US stocks scored solid gains Thursday in thin pre-Christmas trade helped by encouraging data on the jobs market.
The Dow Jones Industrial Average closed up 61.91 points (0.51 percent) at 12,169.65.
The broader S&P 500 rose 10.28 (0.83 percent) to 1,254.00, while the Nasdaq Composite gained 21.48 (0.83 percent) to 2,599.45.
Stocks were helped by new weekly data that confirmed a steady decline in jobless benefits applications, an indicator of slowing layoffs by US industry and government.
"This is great news," said Ian Shepherdson of High Frequency Economics, pointing to a solid downward trend in claims for recent weeks.
"One unexpectedly low number can easily be a fluke; two are interesting; three are telling us something real is happening in the labor market."
General Electric shares led the Dow higher, rising 3.1 percent on the day the company closed the books to new beneficiaries for its next dividend payment, which carries an annual yield of about 3.8 percent.

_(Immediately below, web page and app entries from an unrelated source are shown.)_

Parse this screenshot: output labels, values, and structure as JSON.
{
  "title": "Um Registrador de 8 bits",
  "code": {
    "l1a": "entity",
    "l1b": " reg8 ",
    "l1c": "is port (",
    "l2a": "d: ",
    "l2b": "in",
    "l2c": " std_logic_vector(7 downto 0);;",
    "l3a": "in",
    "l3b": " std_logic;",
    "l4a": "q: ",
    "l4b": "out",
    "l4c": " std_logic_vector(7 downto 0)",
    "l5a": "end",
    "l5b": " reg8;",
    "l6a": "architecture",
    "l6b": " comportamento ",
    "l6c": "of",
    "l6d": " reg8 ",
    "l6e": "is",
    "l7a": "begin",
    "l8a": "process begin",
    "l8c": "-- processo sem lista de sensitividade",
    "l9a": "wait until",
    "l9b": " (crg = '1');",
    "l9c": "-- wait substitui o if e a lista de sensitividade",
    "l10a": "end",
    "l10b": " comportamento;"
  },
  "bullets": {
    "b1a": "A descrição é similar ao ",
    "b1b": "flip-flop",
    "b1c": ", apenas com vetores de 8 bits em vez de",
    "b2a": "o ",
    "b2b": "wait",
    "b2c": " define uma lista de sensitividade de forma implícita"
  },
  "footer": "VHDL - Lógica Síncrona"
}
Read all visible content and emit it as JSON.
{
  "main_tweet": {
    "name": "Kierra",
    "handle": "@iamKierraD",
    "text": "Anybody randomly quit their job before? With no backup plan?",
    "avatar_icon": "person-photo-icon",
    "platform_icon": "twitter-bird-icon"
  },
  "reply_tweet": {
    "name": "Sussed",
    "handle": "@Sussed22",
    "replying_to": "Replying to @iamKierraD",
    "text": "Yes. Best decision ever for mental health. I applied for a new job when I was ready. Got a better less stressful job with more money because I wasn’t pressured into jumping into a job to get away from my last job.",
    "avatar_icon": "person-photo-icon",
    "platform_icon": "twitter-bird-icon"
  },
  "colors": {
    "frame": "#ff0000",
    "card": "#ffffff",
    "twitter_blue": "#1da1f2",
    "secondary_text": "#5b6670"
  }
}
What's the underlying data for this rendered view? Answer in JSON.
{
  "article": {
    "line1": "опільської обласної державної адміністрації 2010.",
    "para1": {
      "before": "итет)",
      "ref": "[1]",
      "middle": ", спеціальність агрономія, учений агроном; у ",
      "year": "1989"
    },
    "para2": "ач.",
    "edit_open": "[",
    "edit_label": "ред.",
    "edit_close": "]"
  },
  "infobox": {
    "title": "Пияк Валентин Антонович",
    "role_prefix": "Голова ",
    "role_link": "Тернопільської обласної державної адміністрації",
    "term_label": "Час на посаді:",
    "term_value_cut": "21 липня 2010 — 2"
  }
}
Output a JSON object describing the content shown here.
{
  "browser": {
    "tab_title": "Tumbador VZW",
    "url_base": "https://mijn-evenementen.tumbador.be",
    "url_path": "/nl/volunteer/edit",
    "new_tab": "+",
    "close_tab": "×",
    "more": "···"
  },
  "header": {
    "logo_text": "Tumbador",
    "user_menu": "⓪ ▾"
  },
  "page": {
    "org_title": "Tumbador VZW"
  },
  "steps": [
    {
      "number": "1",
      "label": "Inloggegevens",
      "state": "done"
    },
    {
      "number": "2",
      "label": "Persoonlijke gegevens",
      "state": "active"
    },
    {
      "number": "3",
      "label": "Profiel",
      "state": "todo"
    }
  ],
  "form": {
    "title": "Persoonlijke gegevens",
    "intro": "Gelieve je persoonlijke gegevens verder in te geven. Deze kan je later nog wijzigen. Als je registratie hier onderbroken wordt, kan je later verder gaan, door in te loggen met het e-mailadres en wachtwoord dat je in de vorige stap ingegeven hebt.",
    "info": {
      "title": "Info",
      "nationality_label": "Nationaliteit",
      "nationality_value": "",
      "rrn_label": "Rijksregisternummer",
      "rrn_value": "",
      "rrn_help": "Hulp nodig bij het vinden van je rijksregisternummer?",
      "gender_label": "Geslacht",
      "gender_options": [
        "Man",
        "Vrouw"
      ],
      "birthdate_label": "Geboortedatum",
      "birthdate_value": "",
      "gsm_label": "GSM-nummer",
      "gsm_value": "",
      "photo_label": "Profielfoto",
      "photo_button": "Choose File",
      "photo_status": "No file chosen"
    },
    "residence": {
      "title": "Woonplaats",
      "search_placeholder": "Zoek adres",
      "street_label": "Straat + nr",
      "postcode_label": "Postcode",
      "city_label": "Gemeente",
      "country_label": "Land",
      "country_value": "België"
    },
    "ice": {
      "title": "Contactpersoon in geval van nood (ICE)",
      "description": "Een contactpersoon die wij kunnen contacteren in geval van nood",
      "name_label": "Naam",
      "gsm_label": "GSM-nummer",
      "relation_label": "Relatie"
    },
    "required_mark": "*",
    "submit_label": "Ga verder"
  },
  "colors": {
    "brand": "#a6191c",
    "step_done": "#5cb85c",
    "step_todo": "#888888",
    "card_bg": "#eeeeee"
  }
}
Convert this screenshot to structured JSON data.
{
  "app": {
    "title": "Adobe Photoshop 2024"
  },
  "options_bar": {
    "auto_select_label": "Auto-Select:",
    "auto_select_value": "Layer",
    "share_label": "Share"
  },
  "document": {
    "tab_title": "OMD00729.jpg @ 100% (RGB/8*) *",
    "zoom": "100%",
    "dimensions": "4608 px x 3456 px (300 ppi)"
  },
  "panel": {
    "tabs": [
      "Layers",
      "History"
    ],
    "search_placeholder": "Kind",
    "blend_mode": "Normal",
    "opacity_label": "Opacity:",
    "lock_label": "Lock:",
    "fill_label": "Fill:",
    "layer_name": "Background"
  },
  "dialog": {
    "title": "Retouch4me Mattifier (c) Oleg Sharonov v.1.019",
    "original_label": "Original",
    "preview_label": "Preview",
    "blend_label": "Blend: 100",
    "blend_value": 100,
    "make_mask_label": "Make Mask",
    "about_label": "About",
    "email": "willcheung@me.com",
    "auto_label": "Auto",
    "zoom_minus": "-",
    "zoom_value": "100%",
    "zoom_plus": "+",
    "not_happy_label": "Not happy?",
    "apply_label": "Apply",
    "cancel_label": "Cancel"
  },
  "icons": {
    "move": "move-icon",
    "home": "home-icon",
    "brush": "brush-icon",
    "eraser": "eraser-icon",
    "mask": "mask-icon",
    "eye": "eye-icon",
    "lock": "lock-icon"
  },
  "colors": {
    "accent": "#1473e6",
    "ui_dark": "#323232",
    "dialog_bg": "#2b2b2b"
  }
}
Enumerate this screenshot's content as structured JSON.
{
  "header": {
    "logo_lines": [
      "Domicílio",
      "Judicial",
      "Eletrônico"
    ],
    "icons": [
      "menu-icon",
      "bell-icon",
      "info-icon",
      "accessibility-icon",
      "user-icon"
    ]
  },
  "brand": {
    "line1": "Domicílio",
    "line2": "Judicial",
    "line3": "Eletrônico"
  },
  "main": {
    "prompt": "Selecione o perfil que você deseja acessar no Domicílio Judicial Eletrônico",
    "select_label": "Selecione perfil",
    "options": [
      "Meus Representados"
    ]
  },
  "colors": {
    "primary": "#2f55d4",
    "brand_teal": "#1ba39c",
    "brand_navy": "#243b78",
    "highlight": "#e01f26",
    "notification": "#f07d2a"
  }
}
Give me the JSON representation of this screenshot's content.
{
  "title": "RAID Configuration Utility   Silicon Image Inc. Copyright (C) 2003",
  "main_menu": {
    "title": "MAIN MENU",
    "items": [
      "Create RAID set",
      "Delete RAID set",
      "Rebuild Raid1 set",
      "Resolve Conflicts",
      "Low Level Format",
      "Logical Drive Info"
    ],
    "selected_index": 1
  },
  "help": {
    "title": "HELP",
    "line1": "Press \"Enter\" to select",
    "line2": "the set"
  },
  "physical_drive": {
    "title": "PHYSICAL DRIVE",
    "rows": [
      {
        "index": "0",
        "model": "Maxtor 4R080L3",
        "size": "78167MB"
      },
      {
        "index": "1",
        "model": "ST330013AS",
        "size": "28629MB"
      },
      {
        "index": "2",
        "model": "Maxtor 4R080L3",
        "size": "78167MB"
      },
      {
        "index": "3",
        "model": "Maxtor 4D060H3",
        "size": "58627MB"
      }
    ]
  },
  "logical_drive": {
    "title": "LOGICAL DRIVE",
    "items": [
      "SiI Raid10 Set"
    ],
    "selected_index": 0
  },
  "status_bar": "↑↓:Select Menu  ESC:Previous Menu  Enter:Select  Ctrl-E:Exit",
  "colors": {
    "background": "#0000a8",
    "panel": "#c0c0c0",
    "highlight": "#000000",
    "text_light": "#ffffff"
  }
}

Shares of Mead Johnson Nutrition plunged 7.9 percent after reports suggested a possible link between its Enfamil infant formula and the death from a rare bacterial infection of a newborn boy.
The formula has not been recalled by the government but Wal-Mart pulled it from its shelves out of caution.
Big banks registered strong gains.
Bank of America shares added 5.0 percent a day after the company agreed to pay a $335 million for race-based discrimination in pricing housing loans by its mortgage subsidiary, the former Countrywide Financial.
Citigroup meanwhile pushed up 5.9 percent.
On the Nasdaq, Akamai Technologies jumped 18.5 percent on the news that it would spend $268 million to buy Cotendo for its cloud computing technology.
Bond prices rose. The yield on the 10-year Treasury fell to 1.95 percent from 1.97 percent late Wednesday, while the 30-year yield slipped to 2.98 percent from 3.00 percent.
Bond prices and yields move in opposite directions.